You can create and maintain multiple files of the first type, enabling you to switch between several customisations for different projects and workflows.
You can only ever have one file of the second type and you’ll find both types on a Windows PC in the folder %UserProfile%\Documents which usually points to C:\Users\username\Documents
On a Mac, the first type (exportedUI) doesn’t exist, hence there is no support for the Import/Export feature. However, the second type (officeUI) does exist and you can manually replace the one for PowerPoint with our carefully-crafted QAT customisation file for Mac.
Warning: Don’t simply take the PowerPoint.officeUI file from a Windows PC and put it on your Mac as there are subtle differences in the internal XML encoding of the customisation which can cause PowerPoint Mac to ignore the customisation or even crash every time you start PowerPoint!
If you’ve never made any customisation changes to your QAT or ribbon, the PowerPoint.officeUI file won’t exist on your system and you’ll see the default Microsoft configuration with just five controls above your ribbon. These are AutoSave (for files saved on OneDrive or SharePoint), Home, Save, Undo and Repeat/Redo:
If you have made changes using the drop down arrow at the end of the QAT or in the PowerPoint Preferences window then the steps below will replace those customisations made to your PowerPoint ribbon and/or QAT. If needed, you can create a backup of your customisation file between steps 5 and 6.
- Download and unzip the PowerPoint.officeUI customisation file
- Quit PowerPoint
- Open Finder
- Click Go from the menu bar and select Go to Folder…

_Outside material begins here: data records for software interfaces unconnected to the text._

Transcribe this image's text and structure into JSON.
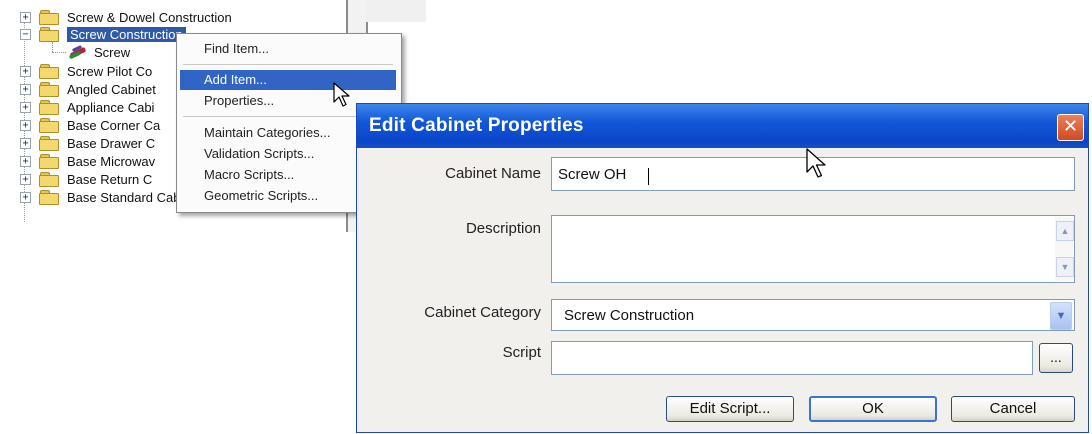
{
  "tree": {
    "items": [
      {
        "label": "Screw & Dowel Construction",
        "expander": "+"
      },
      {
        "label": "Screw Construction",
        "expander": "−",
        "selected": true
      },
      {
        "label": "Screw",
        "child": true
      },
      {
        "label": "Screw Pilot Co",
        "expander": "+"
      },
      {
        "label": "Angled Cabinet",
        "expander": "+"
      },
      {
        "label": "Appliance Cabi",
        "expander": "+"
      },
      {
        "label": "Base Corner Ca",
        "expander": "+"
      },
      {
        "label": "Base Drawer C",
        "expander": "+"
      },
      {
        "label": "Base Microwav",
        "expander": "+"
      },
      {
        "label": "Base Return C",
        "expander": "+"
      },
      {
        "label": "Base Standard Cabinets",
        "expander": "+"
      }
    ]
  },
  "context_menu": {
    "items": [
      {
        "label": "Find Item..."
      },
      {
        "label": "Add Item...",
        "highlighted": true
      },
      {
        "label": "Properties..."
      },
      {
        "label": "Maintain Categories..."
      },
      {
        "label": "Validation Scripts..."
      },
      {
        "label": "Macro Scripts..."
      },
      {
        "label": "Geometric Scripts..."
      }
    ]
  },
  "dialog": {
    "title": "Edit Cabinet Properties",
    "close_glyph": "✕",
    "fields": {
      "cabinet_name": {
        "label": "Cabinet Name",
        "value": "Screw OH"
      },
      "description": {
        "label": "Description",
        "value": ""
      },
      "cabinet_category": {
        "label": "Cabinet Category",
        "value": "Screw Construction"
      },
      "script": {
        "label": "Script",
        "value": ""
      }
    },
    "browse_label": "...",
    "buttons": {
      "edit_script": "Edit Script...",
      "ok": "OK",
      "cancel": "Cancel"
    }
  },
  "colors": {
    "titlebar": "#0a45c8",
    "menu_highlight": "#3164c4",
    "selection": "#2f5aa8"
  }
}
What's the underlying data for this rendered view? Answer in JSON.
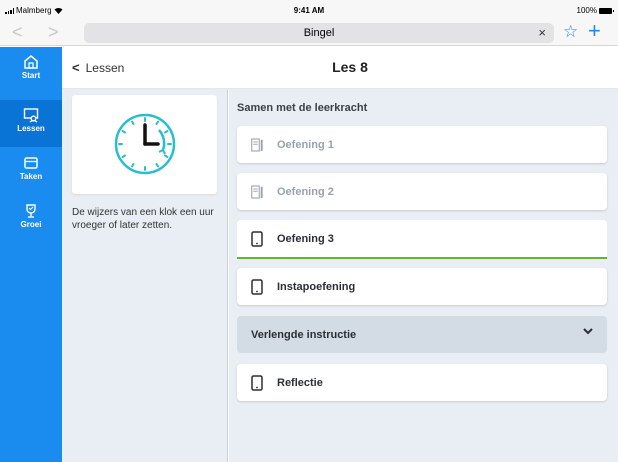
{
  "status_bar": {
    "carrier": "Malmberg",
    "time": "9:41 AM",
    "battery": "100%"
  },
  "browser": {
    "url_title": "Bingel",
    "back_glyph": "<",
    "forward_glyph": ">",
    "clear_glyph": "×",
    "bookmark_glyph": "☆",
    "add_glyph": "+"
  },
  "sidebar": {
    "items": [
      {
        "label": "Start",
        "icon": "home-icon",
        "active": false
      },
      {
        "label": "Lessen",
        "icon": "lessons-icon",
        "active": true
      },
      {
        "label": "Taken",
        "icon": "tasks-icon",
        "active": false
      },
      {
        "label": "Groei",
        "icon": "trophy-icon",
        "active": false
      }
    ]
  },
  "header": {
    "back_label": "Lessen",
    "title": "Les 8"
  },
  "lesson": {
    "description": "De wijzers van een klok een uur vroeger of later zetten.",
    "illustration": "clock-icon"
  },
  "section": {
    "heading": "Samen met de leerkracht"
  },
  "exercises": [
    {
      "label": "Oefening 1",
      "state": "locked",
      "icon": "worksheet-icon"
    },
    {
      "label": "Oefening 2",
      "state": "locked",
      "icon": "worksheet-icon"
    },
    {
      "label": "Oefening 3",
      "state": "current",
      "icon": "tablet-icon"
    },
    {
      "label": "Instapoefening",
      "state": "available",
      "icon": "tablet-icon"
    }
  ],
  "expander": {
    "label": "Verlengde instructie",
    "icon": "chevron-down-icon"
  },
  "reflection": {
    "label": "Reflectie",
    "icon": "tablet-icon"
  },
  "colors": {
    "accent": "#1a8cf0",
    "sidebar_active": "#0a73d6",
    "progress": "#5cb82d",
    "clock": "#2bbdcc"
  }
}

- Copy and Paste the following location, and then press the Go button:
- Move the PowerPoint.officeUI customisation file to this folder
You’re all done! You can now restart PowerPoint and use your shiny new Quick Access Toolbar.
Once you’ve followed the steps above, your QAT will look like this, with the best tools available at your fingertips (albeit above the ribbon), regardless of which tab is active:
Feel free to make it your own and customise it further by clicking PowerPoint in the OSX menu bar followed by Preferences / Ribbon & Toolbar and selecting the Quick Access Toolbar tab.Leave a comment
Senior technical consultantView Jamie Garroch's profile
Pictures in PowerPoint can be tricky to get to grips with. Choosing the right size has an impact on both the file size of your presentation and the maximum monitor/projection size you can use without degrading quality.
This is awesome! You guys are great to work with and we will absolutely recommend you to others.John Capuano Lone Beacon